I used a bluetooth CAT control with my Yaesu FT817 for quite awhile ($14 on ebay) and was generally happy with it. There is a small lag but one can get used to it. The advantage is no wires between a laptop and transceiver. Also, I could use my HP Stream tablet with it (Win 8) this way.

Given this success, I entertained an idea of making a digital (soundcard) interface wireless too. As the connection would be simplex and mono (1 channel), a regular bluetooth phone headset seemed up to the job.

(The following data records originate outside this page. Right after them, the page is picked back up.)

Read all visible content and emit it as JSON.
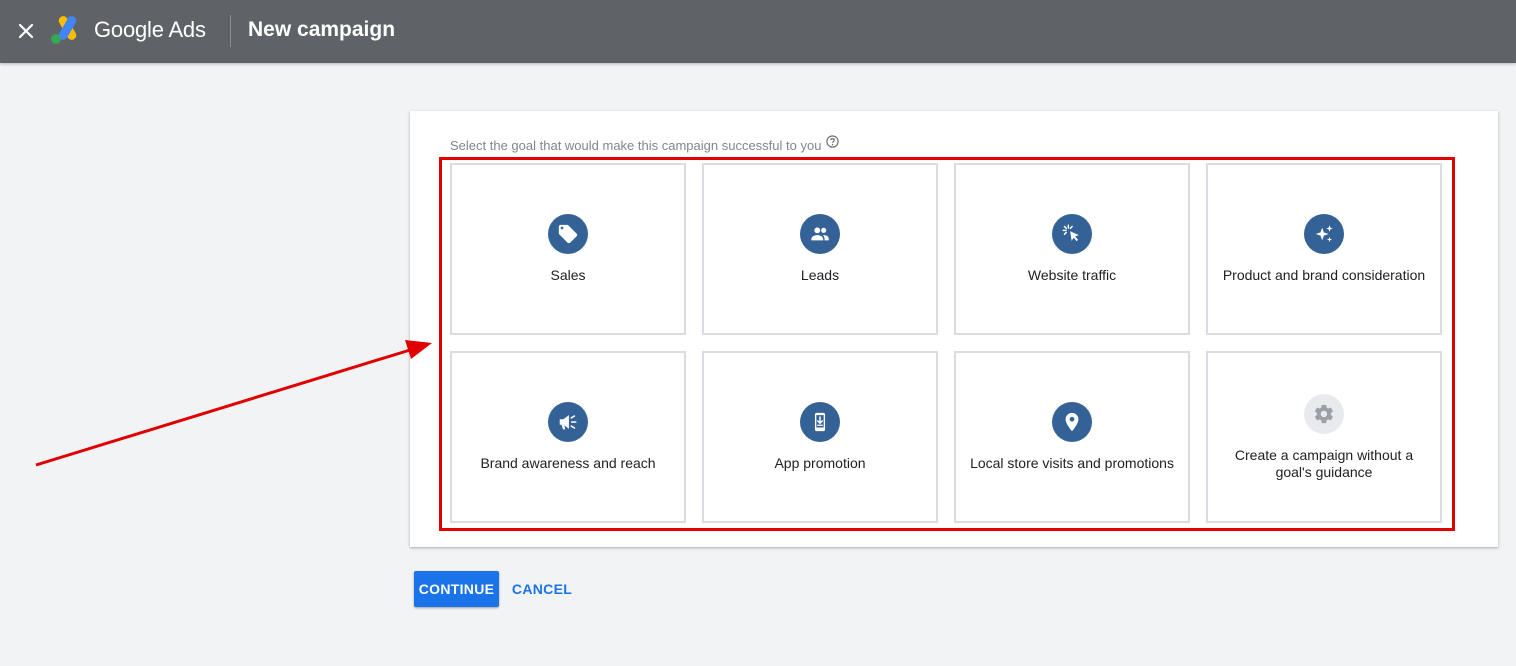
{
  "header": {
    "brand_name": "Google Ads",
    "page_title": "New campaign",
    "close_icon": "close-icon",
    "logo_icon": "google-ads-logo",
    "background_color": "#5f6368"
  },
  "goal_section": {
    "prompt": "Select the goal that would make this campaign successful to you",
    "help_icon": "help-circle-icon",
    "highlight_color": "#e10000",
    "goals": [
      {
        "label": "Sales",
        "icon": "tag-icon"
      },
      {
        "label": "Leads",
        "icon": "people-icon"
      },
      {
        "label": "Website traffic",
        "icon": "cursor-click-icon"
      },
      {
        "label": "Product and brand consideration",
        "icon": "sparkle-icon"
      },
      {
        "label": "Brand awareness and reach",
        "icon": "megaphone-icon"
      },
      {
        "label": "App promotion",
        "icon": "phone-download-icon"
      },
      {
        "label": "Local store visits and promotions",
        "icon": "location-pin-icon"
      },
      {
        "label": "Create a campaign without a goal's guidance",
        "icon": "gear-icon"
      }
    ],
    "icon_color": "#346297"
  },
  "actions": {
    "continue_label": "CONTINUE",
    "cancel_label": "CANCEL",
    "primary_color": "#1a73e8"
  }
}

I happened to have one laying around without much use so the first step was to prove the concept which was very easy. Once paired with the laptop / tablet, the headset became available as a soundcard in HRD DM780 settings. I tried sending some RTTY to it and it worked. I guess now I understand what Alexander Graham Bell felt like when his first phone worked (hi hi).

However, receiving (listening) from the headset did not work. After some googling, I found a hint – set bluetooth headset soundcard as a Default device in the Control Panel -> Sound -> Recording Devices settings. That helped right away so the next step was wiring the headset to the transceiver.

After disassembling the headset, I removed existing battery, speaker and mic and soldered new thin wires to the connecting pads.

Headset with wires


For TX (audio out) – I added a 1:25 resistive divider to decrease the output voltage off the speaker wires and to match the voltage requirements of Yaesu; and soldered the speakers wires to it. For RX (audio in), I needed to match Yaesu output to the headset mic. After some experimentation, a combination of two SMD capacitors to both pins and a small resistor in series to avoid overloading and to provide DC isolation finally worked.

Finally, I added a new bigger OEM Li-Ion battery (insulated with black tape) and a USB charger PCB with a switch to improve on portable operation time of the headset.

Li-Ion battery with a charger PCB

The headset, battery, charger, and the existing CAT BT control PCB all managed to fit into a small plastic enclosure. Some hot glue helped to secure them in place.

The boards sit on top of the battery / charger; to isolate the layer I cut a small sheet off a thick polyethylene water jug.


The enclosure is secured with two small strips of a velcro tape. The battery can be charged via a USB connector; the switch turns on/off the bluetooth headset.


The PTT is controlled by the software via the CAT control. Now to chase DX with WSJT QRP mode!



Just got an email this morning from FCC about approved allocation of a new callsign as per my application – WA4PAW.